== THE INPUT ==

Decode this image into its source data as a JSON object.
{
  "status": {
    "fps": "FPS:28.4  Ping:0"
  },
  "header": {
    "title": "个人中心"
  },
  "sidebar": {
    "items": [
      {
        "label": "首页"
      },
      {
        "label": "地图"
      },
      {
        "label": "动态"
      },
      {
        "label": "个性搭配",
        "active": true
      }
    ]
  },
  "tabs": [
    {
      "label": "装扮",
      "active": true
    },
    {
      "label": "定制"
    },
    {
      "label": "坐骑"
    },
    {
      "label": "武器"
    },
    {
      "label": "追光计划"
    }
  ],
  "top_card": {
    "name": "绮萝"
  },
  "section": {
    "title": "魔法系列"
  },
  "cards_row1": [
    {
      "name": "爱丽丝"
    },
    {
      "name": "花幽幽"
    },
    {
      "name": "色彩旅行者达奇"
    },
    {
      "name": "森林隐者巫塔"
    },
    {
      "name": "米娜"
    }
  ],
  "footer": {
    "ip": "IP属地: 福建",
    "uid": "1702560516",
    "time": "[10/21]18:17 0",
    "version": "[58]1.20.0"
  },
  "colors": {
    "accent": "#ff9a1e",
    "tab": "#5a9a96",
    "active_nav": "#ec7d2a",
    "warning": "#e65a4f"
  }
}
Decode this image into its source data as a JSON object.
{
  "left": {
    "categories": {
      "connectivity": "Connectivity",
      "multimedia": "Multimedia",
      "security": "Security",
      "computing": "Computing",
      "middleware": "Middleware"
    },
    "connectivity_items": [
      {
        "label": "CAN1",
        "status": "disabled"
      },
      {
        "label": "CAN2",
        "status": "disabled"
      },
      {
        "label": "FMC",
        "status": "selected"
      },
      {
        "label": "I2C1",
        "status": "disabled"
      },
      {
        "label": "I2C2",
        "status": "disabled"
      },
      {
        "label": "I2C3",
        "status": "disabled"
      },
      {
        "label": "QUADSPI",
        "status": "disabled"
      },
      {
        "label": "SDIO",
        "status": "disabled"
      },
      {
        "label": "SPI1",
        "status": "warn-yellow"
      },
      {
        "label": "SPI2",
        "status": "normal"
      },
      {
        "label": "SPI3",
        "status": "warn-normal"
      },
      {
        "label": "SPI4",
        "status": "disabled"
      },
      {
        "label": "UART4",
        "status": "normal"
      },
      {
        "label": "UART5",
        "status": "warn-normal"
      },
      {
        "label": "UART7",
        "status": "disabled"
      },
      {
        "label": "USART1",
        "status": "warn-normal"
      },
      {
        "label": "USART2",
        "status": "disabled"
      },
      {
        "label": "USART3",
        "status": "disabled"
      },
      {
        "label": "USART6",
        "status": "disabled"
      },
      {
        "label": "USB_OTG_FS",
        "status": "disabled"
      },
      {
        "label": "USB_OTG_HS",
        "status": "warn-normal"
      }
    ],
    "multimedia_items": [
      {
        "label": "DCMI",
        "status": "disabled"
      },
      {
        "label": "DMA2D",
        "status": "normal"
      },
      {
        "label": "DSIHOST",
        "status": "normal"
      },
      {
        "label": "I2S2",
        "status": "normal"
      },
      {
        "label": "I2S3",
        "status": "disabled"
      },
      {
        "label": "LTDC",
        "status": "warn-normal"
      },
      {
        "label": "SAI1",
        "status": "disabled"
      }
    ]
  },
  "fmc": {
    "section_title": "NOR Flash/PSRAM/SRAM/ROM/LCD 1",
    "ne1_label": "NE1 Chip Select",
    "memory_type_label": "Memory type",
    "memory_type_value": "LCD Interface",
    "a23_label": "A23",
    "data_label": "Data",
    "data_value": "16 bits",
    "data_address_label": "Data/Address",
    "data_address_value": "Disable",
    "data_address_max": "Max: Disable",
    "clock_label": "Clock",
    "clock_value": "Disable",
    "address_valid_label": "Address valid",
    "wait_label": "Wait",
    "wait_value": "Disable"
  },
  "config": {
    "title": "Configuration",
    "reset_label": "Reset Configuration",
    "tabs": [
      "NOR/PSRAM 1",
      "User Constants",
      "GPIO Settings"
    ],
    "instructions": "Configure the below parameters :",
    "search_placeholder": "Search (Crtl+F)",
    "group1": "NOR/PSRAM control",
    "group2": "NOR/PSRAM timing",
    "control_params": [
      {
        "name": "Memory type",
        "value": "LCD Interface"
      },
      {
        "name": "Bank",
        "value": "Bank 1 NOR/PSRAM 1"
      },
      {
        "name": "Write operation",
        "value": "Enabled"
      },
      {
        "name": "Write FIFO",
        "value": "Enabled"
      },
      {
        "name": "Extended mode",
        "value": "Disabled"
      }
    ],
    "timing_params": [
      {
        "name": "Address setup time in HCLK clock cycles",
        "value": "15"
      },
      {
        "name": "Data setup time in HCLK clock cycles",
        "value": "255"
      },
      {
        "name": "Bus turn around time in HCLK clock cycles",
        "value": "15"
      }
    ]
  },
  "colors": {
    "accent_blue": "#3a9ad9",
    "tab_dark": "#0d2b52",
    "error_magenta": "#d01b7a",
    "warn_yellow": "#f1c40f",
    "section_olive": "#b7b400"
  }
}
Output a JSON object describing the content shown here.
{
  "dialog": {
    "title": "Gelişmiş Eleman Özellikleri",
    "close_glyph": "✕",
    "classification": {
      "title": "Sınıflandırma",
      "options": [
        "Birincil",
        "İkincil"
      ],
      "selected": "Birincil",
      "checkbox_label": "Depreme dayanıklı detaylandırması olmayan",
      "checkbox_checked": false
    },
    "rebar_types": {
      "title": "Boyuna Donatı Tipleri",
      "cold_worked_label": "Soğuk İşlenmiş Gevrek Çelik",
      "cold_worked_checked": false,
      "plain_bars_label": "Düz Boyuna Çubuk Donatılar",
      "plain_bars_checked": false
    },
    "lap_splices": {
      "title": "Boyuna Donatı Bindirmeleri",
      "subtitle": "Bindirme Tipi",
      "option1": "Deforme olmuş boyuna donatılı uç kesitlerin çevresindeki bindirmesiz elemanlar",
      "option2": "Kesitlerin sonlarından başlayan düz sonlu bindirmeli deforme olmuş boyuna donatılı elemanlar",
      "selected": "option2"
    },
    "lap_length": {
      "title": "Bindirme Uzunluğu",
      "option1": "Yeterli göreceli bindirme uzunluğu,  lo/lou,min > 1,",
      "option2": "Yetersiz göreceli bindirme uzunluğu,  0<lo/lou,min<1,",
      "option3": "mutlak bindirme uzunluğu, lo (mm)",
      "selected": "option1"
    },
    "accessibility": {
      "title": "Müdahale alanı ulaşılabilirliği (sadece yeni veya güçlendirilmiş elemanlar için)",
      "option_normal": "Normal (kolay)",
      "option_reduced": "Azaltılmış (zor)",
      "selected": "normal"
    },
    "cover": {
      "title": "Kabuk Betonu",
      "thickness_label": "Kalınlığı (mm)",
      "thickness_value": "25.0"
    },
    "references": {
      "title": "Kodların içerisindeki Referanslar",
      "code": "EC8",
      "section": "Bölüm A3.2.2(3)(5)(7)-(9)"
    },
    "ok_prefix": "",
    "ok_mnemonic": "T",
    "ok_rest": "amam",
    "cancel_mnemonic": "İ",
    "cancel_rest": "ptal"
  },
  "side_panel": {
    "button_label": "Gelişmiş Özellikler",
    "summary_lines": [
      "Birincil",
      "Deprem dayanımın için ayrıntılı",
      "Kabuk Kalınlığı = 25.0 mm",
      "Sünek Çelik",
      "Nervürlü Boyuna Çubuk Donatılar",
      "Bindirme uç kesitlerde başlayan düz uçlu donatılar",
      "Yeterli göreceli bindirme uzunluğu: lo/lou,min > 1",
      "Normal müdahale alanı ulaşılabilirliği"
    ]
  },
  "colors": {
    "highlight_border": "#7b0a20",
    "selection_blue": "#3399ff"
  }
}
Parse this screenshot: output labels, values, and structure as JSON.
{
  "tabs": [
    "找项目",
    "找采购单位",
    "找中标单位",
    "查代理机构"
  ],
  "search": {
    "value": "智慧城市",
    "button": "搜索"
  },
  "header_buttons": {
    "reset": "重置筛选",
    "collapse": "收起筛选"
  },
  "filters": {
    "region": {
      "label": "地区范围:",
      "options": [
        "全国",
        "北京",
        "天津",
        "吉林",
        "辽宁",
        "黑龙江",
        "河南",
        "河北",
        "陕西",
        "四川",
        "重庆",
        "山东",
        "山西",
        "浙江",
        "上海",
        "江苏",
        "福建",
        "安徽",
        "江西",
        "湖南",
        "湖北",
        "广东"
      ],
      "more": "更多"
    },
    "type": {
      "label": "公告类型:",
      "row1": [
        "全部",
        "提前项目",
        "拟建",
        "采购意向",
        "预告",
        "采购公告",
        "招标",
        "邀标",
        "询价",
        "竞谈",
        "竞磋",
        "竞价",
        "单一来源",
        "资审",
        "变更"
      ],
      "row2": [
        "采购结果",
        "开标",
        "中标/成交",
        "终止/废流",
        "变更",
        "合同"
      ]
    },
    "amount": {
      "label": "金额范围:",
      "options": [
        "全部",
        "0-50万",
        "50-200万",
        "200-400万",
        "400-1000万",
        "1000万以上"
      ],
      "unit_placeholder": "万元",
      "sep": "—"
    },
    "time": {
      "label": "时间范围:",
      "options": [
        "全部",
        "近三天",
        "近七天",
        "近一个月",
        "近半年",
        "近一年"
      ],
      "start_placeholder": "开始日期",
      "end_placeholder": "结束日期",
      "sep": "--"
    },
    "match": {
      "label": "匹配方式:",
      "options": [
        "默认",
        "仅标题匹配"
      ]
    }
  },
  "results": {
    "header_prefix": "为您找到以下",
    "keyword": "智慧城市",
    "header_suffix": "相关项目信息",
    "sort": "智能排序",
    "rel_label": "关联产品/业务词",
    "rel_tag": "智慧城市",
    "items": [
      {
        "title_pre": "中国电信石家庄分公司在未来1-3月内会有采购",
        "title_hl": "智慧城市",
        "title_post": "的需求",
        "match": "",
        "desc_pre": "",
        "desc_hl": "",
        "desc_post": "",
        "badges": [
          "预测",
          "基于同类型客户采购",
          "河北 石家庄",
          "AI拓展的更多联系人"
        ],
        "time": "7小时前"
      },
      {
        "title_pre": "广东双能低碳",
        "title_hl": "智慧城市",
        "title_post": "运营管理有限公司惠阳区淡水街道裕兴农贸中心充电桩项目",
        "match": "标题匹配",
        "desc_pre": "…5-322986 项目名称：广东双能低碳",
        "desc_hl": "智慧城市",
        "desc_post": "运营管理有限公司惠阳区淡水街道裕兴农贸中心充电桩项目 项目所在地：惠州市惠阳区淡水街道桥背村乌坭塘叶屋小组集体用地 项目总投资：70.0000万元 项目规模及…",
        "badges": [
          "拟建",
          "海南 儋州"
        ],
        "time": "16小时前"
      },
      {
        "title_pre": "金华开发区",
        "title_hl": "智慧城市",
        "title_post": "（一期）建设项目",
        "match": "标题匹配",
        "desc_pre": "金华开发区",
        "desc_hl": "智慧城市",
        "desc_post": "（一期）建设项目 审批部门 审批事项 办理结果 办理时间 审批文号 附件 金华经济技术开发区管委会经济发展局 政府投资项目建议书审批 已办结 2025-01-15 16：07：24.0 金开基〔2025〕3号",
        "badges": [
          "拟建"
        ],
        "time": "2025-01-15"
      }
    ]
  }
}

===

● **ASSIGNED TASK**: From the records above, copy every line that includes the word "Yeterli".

● **OUTPUT BELOW**:
      "option1": "Yeterli göreceli bindirme uzunluğu,  lo/lou,min > 1,",
      "Yeterli göreceli bindirme uzunluğu: lo/lou,min > 1",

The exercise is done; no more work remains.